FEATURE24 March 2016

What will you buy tomorrow?

Data analytics Features UK

Increases in data and processing power have opened up the potential of predictive analytics for mapping future consumer behaviour, says James Northway of MEC Global Solutions. He outlines the opportunities and challenges of agent based modelling.

There is a constant race being run in marketing analytics. In lane one, there is data. As we all know, as each year passes more and more data is created that can be used to describe consumers, touchpoints, journeys and decisions. In addition, more data is being merged, fused and connected to amplify this effect. Additionally, the ability to process this data continues to become faster and the costs continue to fall.

In lane two is complexity. Marketing executions are far more complex, involving ever more touchpoints across more platforms. Consumer choice continues to grow. Prices change in real time. Life is getting more complicated.

If complexity rises faster than our ability to understand it, our ability to create effective marketing and advertising is actually going to go backwards. Could it be true that we had a better understanding of how marketing worked in the 80s than we do now? It’s a bit more complicated than that.
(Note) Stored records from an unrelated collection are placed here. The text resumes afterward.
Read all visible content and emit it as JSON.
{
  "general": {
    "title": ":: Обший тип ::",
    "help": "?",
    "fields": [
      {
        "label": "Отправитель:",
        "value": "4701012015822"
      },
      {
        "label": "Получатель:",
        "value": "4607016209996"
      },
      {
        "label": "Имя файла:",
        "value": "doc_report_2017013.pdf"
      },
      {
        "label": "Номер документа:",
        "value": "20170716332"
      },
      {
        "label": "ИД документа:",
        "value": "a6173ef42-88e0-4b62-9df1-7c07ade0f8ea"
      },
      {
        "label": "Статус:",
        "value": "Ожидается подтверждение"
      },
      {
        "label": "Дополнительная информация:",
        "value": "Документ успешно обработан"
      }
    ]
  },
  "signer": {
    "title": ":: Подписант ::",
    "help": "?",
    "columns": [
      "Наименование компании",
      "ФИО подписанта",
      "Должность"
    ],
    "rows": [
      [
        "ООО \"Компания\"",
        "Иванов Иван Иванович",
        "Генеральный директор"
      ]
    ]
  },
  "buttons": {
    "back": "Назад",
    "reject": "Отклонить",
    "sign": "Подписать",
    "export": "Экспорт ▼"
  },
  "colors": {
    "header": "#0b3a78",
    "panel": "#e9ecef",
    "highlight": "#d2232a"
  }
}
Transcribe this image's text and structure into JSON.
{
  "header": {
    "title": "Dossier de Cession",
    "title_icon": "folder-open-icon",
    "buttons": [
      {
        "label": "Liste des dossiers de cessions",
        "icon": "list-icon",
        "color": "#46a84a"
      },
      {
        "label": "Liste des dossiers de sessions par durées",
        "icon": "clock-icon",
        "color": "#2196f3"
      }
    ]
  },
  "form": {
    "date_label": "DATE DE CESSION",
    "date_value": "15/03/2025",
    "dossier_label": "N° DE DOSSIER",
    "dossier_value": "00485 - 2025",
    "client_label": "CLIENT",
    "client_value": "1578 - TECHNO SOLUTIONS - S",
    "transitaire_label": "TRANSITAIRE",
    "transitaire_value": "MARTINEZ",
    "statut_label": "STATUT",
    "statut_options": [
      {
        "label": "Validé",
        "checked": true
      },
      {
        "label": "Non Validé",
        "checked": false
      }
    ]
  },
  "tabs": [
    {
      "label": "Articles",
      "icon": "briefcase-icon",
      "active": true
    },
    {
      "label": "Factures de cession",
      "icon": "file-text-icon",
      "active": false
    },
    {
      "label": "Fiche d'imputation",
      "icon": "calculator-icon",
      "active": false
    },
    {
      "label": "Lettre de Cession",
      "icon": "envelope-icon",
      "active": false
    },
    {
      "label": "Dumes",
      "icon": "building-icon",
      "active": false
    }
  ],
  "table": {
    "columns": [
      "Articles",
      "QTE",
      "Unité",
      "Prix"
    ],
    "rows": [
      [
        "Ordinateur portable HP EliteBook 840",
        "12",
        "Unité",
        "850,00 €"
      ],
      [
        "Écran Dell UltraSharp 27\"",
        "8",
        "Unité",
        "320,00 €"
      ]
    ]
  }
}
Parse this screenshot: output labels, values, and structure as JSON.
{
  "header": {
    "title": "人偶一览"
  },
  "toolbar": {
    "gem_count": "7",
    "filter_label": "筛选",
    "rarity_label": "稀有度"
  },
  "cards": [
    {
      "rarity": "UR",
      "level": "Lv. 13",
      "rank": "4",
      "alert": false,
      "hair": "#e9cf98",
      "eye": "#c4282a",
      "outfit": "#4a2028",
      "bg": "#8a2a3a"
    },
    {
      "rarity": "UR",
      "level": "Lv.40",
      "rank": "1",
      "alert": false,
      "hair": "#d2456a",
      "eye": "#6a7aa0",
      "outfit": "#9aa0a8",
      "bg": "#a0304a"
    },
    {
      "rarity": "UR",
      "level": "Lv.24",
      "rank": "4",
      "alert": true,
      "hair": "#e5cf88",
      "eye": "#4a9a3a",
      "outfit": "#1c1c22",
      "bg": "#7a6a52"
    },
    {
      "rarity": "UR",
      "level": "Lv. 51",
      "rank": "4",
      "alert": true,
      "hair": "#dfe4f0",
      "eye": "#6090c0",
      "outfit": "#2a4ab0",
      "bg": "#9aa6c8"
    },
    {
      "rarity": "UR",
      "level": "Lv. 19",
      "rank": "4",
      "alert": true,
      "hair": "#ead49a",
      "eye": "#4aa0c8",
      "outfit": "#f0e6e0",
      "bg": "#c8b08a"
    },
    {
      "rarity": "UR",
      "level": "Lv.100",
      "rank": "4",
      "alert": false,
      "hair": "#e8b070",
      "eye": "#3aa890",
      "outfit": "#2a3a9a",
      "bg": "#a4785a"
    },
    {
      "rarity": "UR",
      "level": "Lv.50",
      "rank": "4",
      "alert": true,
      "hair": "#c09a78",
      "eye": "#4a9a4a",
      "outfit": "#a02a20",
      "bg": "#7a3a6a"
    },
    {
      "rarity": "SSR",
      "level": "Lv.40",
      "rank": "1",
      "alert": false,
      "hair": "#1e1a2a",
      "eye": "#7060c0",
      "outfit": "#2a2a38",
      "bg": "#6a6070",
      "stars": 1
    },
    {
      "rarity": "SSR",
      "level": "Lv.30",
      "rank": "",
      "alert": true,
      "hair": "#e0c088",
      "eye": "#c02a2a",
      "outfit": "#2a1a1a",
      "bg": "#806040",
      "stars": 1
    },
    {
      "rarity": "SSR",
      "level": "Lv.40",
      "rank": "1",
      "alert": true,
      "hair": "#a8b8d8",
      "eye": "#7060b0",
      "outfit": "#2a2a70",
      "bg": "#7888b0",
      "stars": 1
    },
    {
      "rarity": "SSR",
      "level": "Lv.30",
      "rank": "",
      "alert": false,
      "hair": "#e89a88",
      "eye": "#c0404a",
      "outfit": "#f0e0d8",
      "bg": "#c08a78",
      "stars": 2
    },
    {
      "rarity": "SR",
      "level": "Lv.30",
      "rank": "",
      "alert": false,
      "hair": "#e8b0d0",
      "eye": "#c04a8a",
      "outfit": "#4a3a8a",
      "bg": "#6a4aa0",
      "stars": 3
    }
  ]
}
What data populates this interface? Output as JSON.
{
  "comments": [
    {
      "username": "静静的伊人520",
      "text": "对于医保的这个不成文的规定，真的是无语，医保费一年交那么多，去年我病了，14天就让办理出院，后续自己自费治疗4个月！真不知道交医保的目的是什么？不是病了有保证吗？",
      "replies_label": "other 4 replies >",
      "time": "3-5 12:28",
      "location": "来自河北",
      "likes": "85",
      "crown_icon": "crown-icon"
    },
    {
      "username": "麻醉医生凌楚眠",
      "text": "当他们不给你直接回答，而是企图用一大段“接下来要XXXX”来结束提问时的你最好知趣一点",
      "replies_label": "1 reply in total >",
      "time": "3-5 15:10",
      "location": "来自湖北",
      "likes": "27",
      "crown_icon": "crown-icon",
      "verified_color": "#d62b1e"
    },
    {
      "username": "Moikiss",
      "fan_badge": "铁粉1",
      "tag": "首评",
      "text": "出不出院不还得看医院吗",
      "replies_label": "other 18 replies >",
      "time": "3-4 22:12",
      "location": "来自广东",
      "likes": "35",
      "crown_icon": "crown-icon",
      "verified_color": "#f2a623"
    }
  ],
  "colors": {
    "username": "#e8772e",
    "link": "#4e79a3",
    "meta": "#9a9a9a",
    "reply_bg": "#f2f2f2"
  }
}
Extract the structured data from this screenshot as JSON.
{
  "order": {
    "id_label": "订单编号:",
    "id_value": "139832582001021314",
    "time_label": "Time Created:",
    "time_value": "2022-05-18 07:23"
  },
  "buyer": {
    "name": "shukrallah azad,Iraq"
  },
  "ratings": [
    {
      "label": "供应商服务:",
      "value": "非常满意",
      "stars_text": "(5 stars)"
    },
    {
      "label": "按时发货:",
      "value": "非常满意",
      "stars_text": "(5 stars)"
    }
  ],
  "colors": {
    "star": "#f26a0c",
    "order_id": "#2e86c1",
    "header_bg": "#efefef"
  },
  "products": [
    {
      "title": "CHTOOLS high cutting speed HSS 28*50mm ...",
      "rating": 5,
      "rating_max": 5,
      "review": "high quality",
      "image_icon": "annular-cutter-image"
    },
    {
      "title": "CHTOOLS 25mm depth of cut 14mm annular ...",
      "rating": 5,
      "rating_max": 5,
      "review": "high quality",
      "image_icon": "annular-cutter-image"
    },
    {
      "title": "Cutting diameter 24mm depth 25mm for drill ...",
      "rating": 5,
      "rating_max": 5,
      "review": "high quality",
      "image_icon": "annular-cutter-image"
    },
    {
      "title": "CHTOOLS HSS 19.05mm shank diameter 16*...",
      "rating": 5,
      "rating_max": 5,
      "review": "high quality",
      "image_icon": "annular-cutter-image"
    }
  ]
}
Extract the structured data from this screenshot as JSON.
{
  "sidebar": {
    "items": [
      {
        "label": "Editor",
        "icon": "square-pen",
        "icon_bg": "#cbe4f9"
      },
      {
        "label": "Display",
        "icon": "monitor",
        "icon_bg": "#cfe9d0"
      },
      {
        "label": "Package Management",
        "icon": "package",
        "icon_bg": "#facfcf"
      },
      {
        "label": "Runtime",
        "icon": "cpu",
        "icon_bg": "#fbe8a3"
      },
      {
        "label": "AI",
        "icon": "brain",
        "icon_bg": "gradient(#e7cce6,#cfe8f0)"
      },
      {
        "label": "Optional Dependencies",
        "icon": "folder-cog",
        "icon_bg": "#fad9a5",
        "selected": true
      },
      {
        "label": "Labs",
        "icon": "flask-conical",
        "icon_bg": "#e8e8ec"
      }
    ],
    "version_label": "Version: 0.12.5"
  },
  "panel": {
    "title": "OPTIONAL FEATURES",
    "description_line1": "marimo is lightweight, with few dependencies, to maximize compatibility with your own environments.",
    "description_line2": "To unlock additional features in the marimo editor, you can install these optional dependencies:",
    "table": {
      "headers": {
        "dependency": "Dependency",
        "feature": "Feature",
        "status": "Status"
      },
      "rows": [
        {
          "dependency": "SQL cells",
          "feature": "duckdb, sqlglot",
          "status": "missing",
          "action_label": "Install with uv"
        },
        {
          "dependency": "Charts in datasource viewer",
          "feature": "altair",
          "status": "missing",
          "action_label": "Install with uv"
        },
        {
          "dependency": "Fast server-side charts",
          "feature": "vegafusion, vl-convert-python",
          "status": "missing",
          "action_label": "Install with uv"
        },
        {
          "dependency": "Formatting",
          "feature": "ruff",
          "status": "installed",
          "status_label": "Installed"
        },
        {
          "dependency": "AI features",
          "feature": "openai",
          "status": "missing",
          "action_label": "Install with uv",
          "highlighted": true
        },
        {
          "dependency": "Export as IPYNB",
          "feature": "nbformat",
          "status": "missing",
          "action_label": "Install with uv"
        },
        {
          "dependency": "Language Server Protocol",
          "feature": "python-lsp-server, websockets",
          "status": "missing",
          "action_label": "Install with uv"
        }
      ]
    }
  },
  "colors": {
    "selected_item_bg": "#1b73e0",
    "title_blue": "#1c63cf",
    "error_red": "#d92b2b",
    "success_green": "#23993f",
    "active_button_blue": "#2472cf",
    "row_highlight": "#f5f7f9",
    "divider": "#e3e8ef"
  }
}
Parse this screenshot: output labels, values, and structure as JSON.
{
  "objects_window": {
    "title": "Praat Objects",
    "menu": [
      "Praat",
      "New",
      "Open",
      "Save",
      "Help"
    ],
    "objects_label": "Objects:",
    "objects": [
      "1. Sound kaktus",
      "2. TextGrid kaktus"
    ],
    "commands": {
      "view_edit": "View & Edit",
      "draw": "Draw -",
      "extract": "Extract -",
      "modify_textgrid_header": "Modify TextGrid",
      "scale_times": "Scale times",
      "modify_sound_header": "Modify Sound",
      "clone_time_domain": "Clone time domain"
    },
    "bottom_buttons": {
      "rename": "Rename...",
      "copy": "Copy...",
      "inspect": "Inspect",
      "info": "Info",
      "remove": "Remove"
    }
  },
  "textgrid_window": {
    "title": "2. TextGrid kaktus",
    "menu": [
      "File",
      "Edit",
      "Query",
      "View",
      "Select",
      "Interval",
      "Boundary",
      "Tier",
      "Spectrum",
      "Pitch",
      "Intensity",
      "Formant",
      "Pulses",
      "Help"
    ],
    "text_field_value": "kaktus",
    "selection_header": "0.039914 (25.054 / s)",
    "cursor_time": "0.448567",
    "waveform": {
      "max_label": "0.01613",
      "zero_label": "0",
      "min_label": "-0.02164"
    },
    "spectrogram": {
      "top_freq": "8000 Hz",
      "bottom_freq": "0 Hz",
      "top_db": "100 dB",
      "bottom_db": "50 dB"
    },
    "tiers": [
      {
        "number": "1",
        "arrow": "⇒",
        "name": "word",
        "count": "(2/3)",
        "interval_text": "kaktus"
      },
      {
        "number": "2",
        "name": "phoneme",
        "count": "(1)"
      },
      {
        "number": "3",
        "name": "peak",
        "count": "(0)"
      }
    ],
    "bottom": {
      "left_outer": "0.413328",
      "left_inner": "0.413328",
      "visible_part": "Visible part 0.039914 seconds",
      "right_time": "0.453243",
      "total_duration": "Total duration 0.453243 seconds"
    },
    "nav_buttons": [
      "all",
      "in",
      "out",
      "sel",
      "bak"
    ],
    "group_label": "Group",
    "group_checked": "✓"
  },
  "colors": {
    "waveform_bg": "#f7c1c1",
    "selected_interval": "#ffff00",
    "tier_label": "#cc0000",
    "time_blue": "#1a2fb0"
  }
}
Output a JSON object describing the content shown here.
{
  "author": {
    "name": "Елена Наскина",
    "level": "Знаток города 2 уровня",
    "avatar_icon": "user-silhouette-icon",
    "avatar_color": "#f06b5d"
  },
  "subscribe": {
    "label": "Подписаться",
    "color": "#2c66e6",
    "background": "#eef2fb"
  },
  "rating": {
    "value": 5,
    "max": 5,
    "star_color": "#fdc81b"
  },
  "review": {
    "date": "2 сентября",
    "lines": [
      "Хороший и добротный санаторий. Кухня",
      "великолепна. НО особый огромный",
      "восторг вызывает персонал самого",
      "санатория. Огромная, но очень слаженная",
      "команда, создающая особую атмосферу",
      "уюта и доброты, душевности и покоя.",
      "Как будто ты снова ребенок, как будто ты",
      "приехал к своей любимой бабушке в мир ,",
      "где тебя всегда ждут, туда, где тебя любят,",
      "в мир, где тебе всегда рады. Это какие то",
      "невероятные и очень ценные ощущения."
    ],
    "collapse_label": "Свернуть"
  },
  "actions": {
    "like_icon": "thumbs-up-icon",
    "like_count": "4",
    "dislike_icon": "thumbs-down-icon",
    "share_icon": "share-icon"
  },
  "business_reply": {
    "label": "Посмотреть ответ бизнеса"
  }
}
I believe that we have become better at understanding how certain parts or silos of marketing work, and therefore have been able to exploit these successfully in isolation. For example building, adjusting and flexing the content and user experience on a website is now a finely tuned operation. The same goes for adjusting pricing to optimise profit and erode consumer surplus, or driving demand into websites, call centres or stores through search (both paid and organic).

In fact, all three of these examples are so well understood that they can almost be completely run using only intelligent software. However when you consider the whole marketing effort, or equally look at things through the eyes of the consumer, how everything works together (or not), remains difficult to understand, let alone ‘optimise’. To address this challenge, the marketing analytics industry has started to look at mathematical simulations and, in particular, agent based modelling. Mathematically and statistically speaking, this isn’t a new area. But the increases in data and processing power have started to open this up as a viable avenue to explore within marketing.

Agent based modelling has a number of features that make this a really interesting, and quite different, approach to the challenge. Agent based models work ‘bottom up’, rather than ‘top down’ – in plain English this means that instead of working with weekly chunks of data such as sales or exposures, we are working with individual people (although often scaled up, so one agent in a simulation might represent a thousand consumers). This moves us away from averages and allows us to take advantage of the growth of data. Instead of treating all consumers the same and working to average effects, all consumers can be different, and the data we work with, can be specific to them.

Because agent based models also integrate probabilities, you rarely get the same result from a simulation twice. While this might initially sound terrifying or just wrong, it’s actually a far more accurate reflection of reality, and also a more useful one.

At MEC, we have been working with agent based simulations over the last two years. In the process, we’ve developed a tool, MEC Velocity, that runs simulated effects of our clients marketing, predicting consumer behaviour and brand interaction into the future. One of the big advantages we have found is that we are able to work with different groups of consumers (audiences) within a single model. This enables us to see how different types of consumers react and to build different activation plans accordingly.

Another strength is that by their very nature simulations are time based. We are not only modelling the outcome, but we are working out when changes happen, how long they last for, and when they end. In some categories, it can take months and years for the effects of marketing plans to work through and deliver improvements in sales. This opens a completely new window in thinking about return on investment (when is the return?) and testing different plans to deliver shorter or longer term effects.

Furthermore, agent based simulations lend themselves incredibly well to visualizing the models, and this helps to get clients and stakeholders engaged, and to some extent to unravel the mathematics and rules that drive them.

The biggest challenge, however, is still creating confidence with clients in using a relatively new approach and, linked to this, the validation of the simulations. But the nuance of thinking about simulations and likelihood, rather than a fixed forecast, is an important one. Of course no one can predict the future, but visualizing how it might play out, and how that could be different as we change our assumptions or marketing plans, is incredibly powerful.

Right now predictive marketing is probably the most promising approach in the race to keep growing our clients’ business in a competitive marketplace.

James Northway is head of analytics and insight at MEC Global Solutions and EMEA